Figure 3a shows the essential features of the DAT, which consists of multiple distributed push-pull circuits in a polygonal geometry. Each side of the square is a single amplifier consisting of a transmission line, two transistors, and input matching lines. This particular positioning of the push-pull amplifiers makes it possible to use a wide metal line as the drain inductor to provide natural low-resistance paths for the dc and ac currents to flow.
The four transmission lines are used as the primary circuit of a magnetically coupled active transformer. The output power of these four push-pull amplifiers is combined in series and matches their small drain impedance to the load. These four push-pull amplifiers, driven by alternating phases, generate a uniform circular current at the fundamental frequency around the square, resulting in a strong magnetic flux through it. A one-turn metal loop inside the square is used to harness this alternating magnetic flux and acts as the transformer secondary loop. This is where multiple signal paths converge. Using the DAT, a fully integrated watt-level power amplifier was demonstrated in a standard CMOS process technology for the first time, as shown in Figure 3b. The distributed nature of the DAT structure reduces the sensitivity of the power amplifier's efficiency to the substrate power losses while providing a large overall output power using low-breakdown-voltage MOS transistors. The strong electromagnetic coupling between multiple signal paths in a DAT necessitates an analysis and design approach spanning architecture, circuits, device physics, and electromagnetics.
These examples demonstrate some of the basic concepts of distributed integrated circuit design.
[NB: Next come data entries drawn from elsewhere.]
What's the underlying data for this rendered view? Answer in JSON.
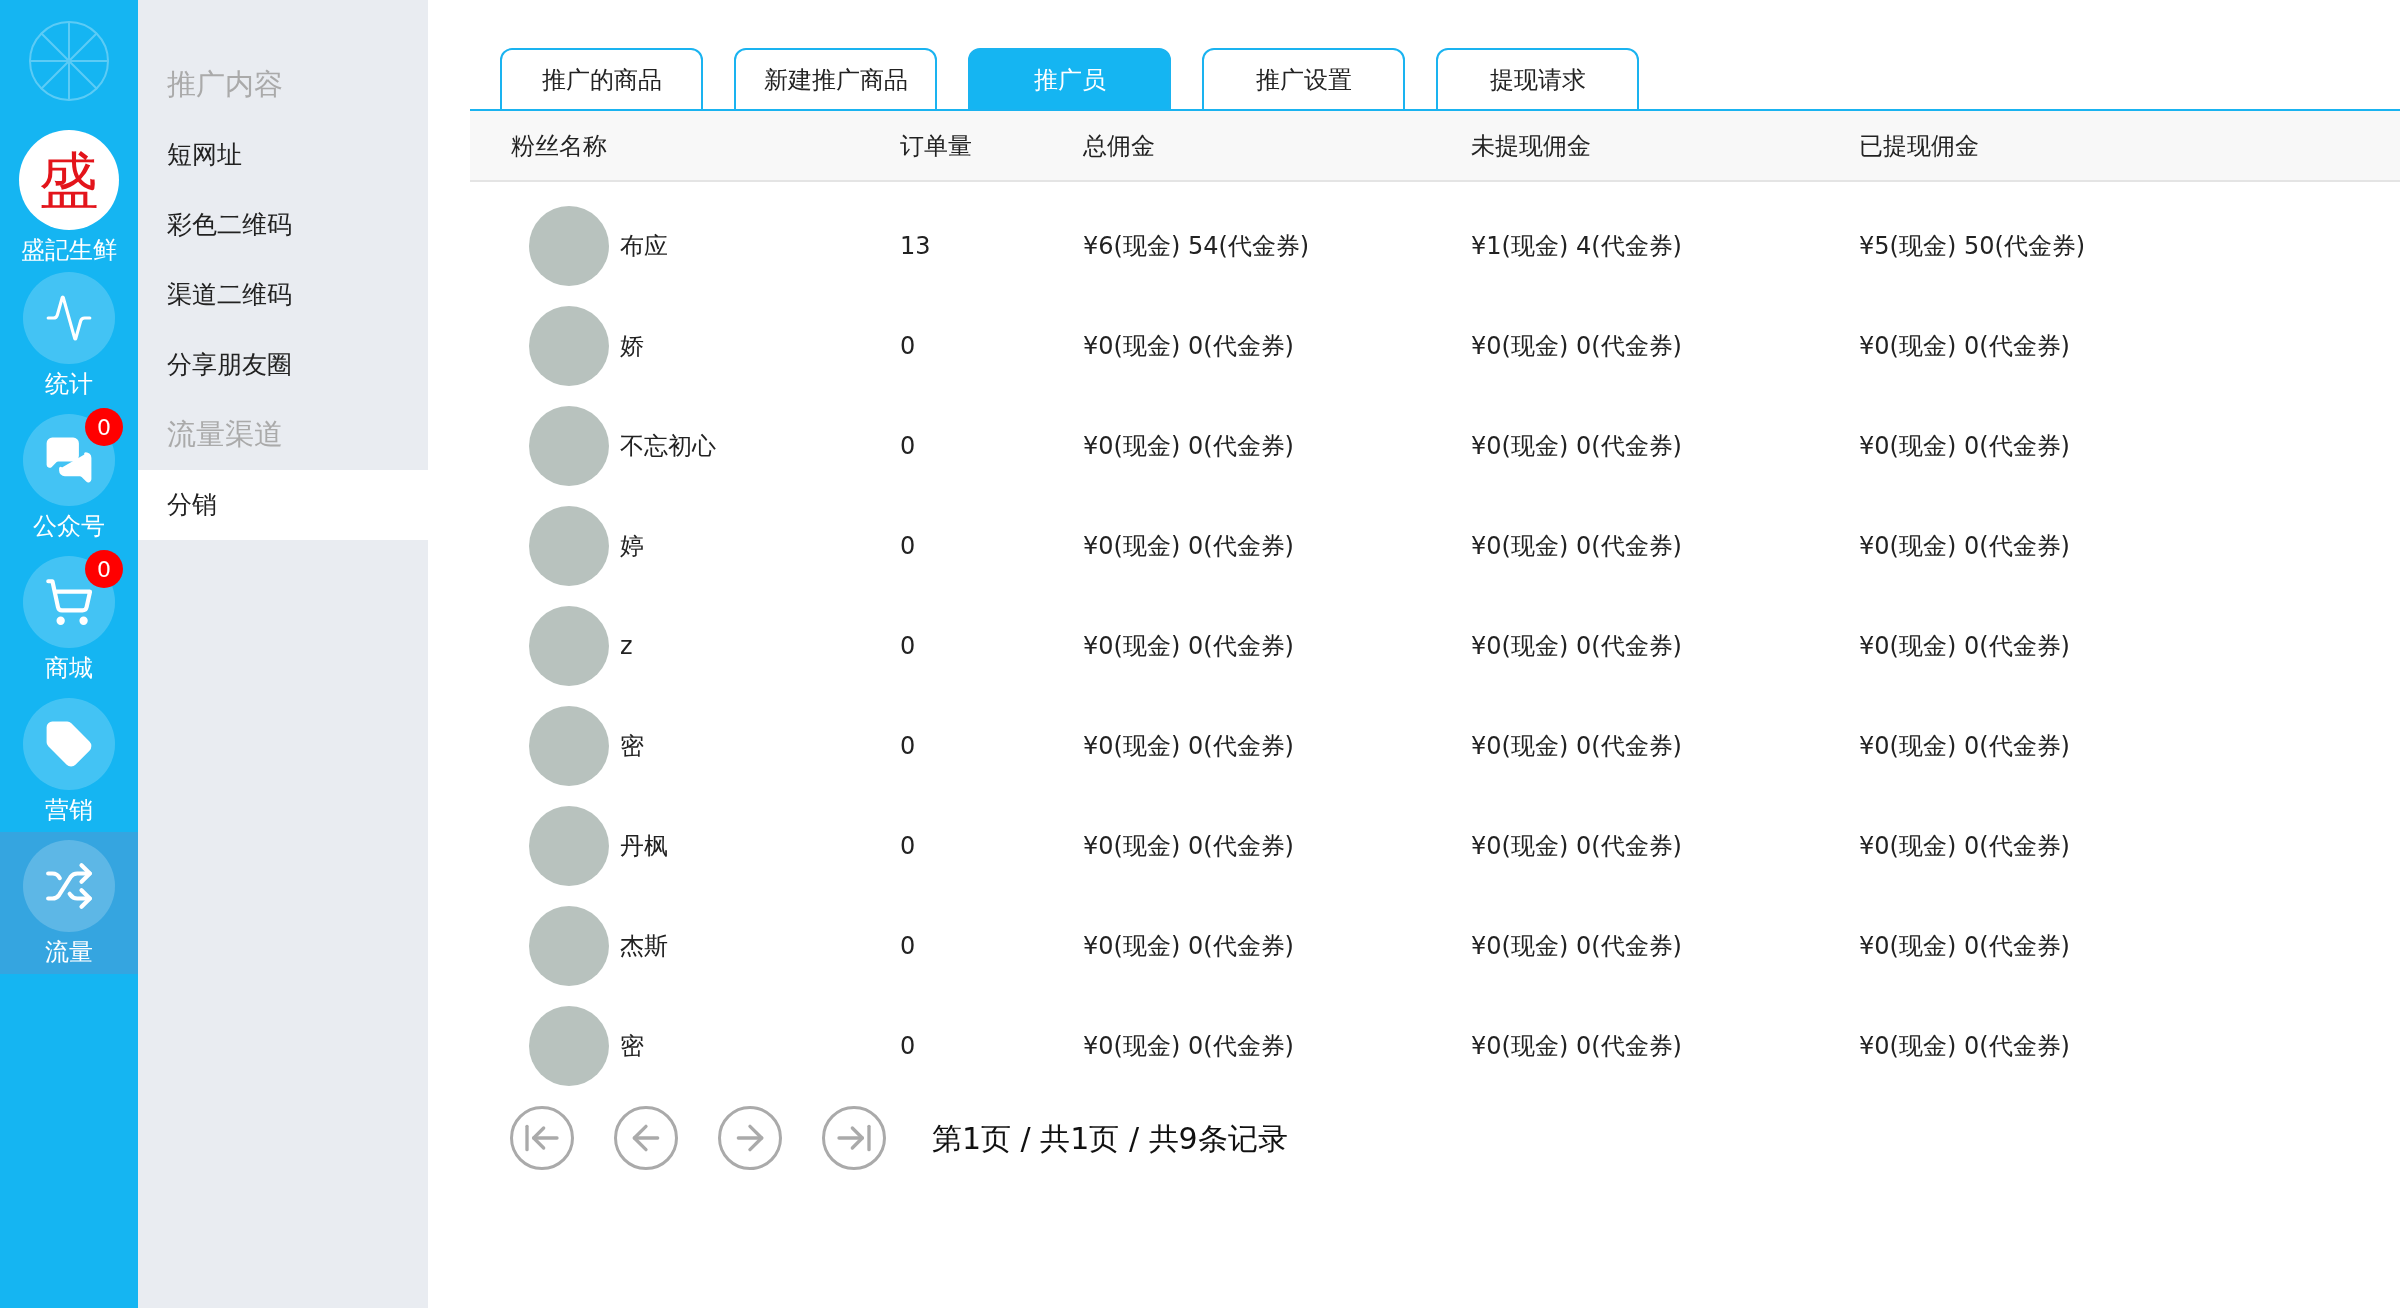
{
  "rail": {
    "items": [
      {
        "kind": "brand",
        "glyph": "盛",
        "label": "盛記生鲜",
        "selected": false
      },
      {
        "kind": "stats",
        "label": "统计",
        "selected": false
      },
      {
        "kind": "messages",
        "label": "公众号",
        "badge": "0",
        "selected": false
      },
      {
        "kind": "cart",
        "label": "商城",
        "badge": "0",
        "selected": false
      },
      {
        "kind": "tag",
        "label": "营销",
        "selected": false
      },
      {
        "kind": "shuffle",
        "label": "流量",
        "selected": true
      }
    ]
  },
  "submenu": {
    "items": [
      {
        "kind": "section",
        "label": "推广内容",
        "selected": false
      },
      {
        "kind": "link",
        "label": "短网址",
        "selected": false
      },
      {
        "kind": "link",
        "label": "彩色二维码",
        "selected": false
      },
      {
        "kind": "link",
        "label": "渠道二维码",
        "selected": false
      },
      {
        "kind": "link",
        "label": "分享朋友圈",
        "selected": false
      },
      {
        "kind": "section",
        "label": "流量渠道",
        "selected": false
      },
      {
        "kind": "link",
        "label": "分销",
        "selected": true
      }
    ]
  },
  "tabs": [
    {
      "label": "推广的商品",
      "selected": false
    },
    {
      "label": "新建推广商品",
      "selected": false
    },
    {
      "label": "推广员",
      "selected": true
    },
    {
      "label": "推广设置",
      "selected": false
    },
    {
      "label": "提现请求",
      "selected": false
    }
  ],
  "table": {
    "columns": [
      "粉丝名称",
      "订单量",
      "总佣金",
      "未提现佣金",
      "已提现佣金"
    ],
    "rows": [
      {
        "name": "布应",
        "orders": "13",
        "total": "¥6(现金) 54(代金券)",
        "unwithdrawn": "¥1(现金) 4(代金券)",
        "withdrawn": "¥5(现金) 50(代金券)"
      },
      {
        "name": "娇",
        "orders": "0",
        "total": "¥0(现金) 0(代金券)",
        "unwithdrawn": "¥0(现金) 0(代金券)",
        "withdrawn": "¥0(现金) 0(代金券)"
      },
      {
        "name": "不忘初心",
        "orders": "0",
        "total": "¥0(现金) 0(代金券)",
        "unwithdrawn": "¥0(现金) 0(代金券)",
        "withdrawn": "¥0(现金) 0(代金券)"
      },
      {
        "name": "婷",
        "orders": "0",
        "total": "¥0(现金) 0(代金券)",
        "unwithdrawn": "¥0(现金) 0(代金券)",
        "withdrawn": "¥0(现金) 0(代金券)"
      },
      {
        "name": "z",
        "orders": "0",
        "total": "¥0(现金) 0(代金券)",
        "unwithdrawn": "¥0(现金) 0(代金券)",
        "withdrawn": "¥0(现金) 0(代金券)"
      },
      {
        "name": "密",
        "orders": "0",
        "total": "¥0(现金) 0(代金券)",
        "unwithdrawn": "¥0(现金) 0(代金券)",
        "withdrawn": "¥0(现金) 0(代金券)"
      },
      {
        "name": "丹枫",
        "orders": "0",
        "total": "¥0(现金) 0(代金券)",
        "unwithdrawn": "¥0(现金) 0(代金券)",
        "withdrawn": "¥0(现金) 0(代金券)"
      },
      {
        "name": "杰斯",
        "orders": "0",
        "total": "¥0(现金) 0(代金券)",
        "unwithdrawn": "¥0(现金) 0(代金券)",
        "withdrawn": "¥0(现金) 0(代金券)"
      },
      {
        "name": "密",
        "orders": "0",
        "total": "¥0(现金) 0(代金券)",
        "unwithdrawn": "¥0(现金) 0(代金券)",
        "withdrawn": "¥0(现金) 0(代金券)"
      }
    ]
  },
  "pagination": {
    "summary": "第1页 / 共1页 / 共9条记录"
  }
}
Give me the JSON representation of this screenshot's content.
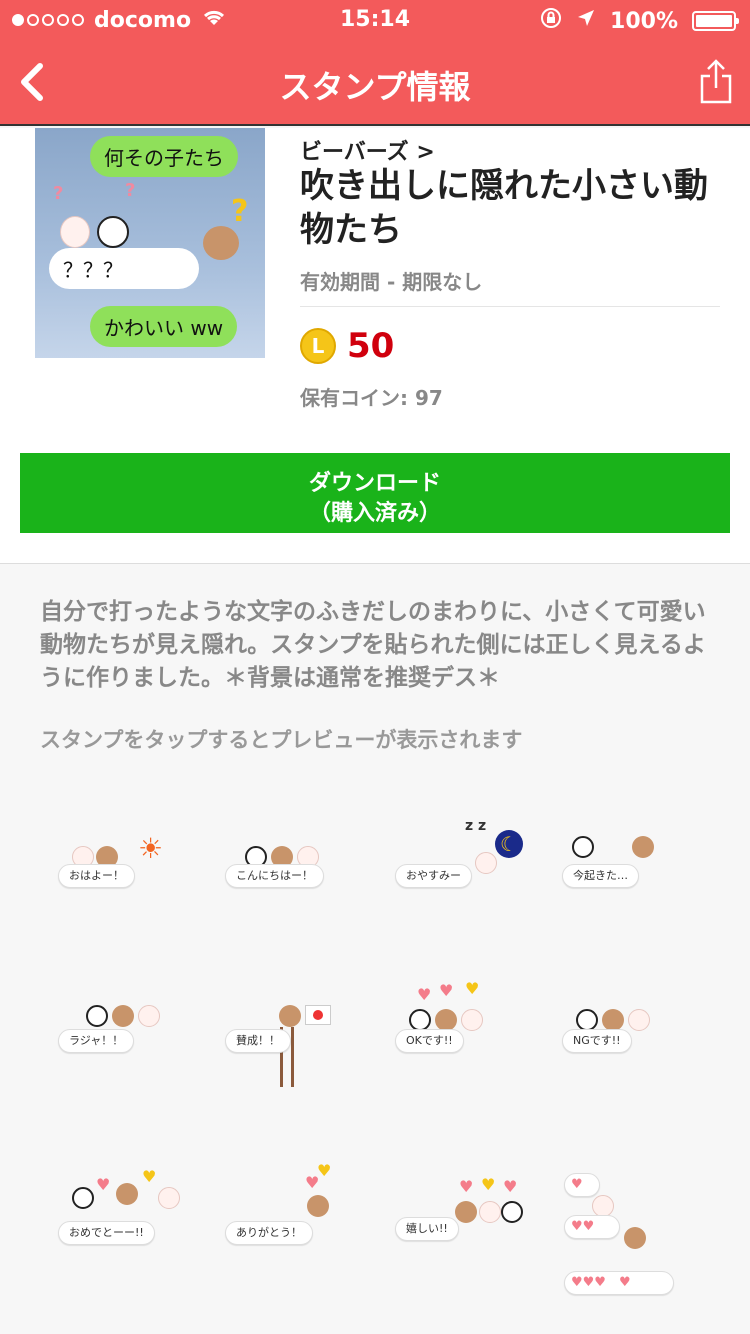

The combination of multiple distributed signal paths working in harmony and a design approach covering several levels of abstraction allow us to achieve higher frequencies of operation, higher power and efficiency, while creating more robust systems.
Bringing this state-of-the-art technology into the commercial realm, substituting easily mass produced silicon-based circuits for the traditional GaAs-based circuits in use today in everything from cell phones to communications satellites, will further the revolution in communications systems that defines our modern era.
Ali Hajimiri is Assistant Professor of Electrical Engineering.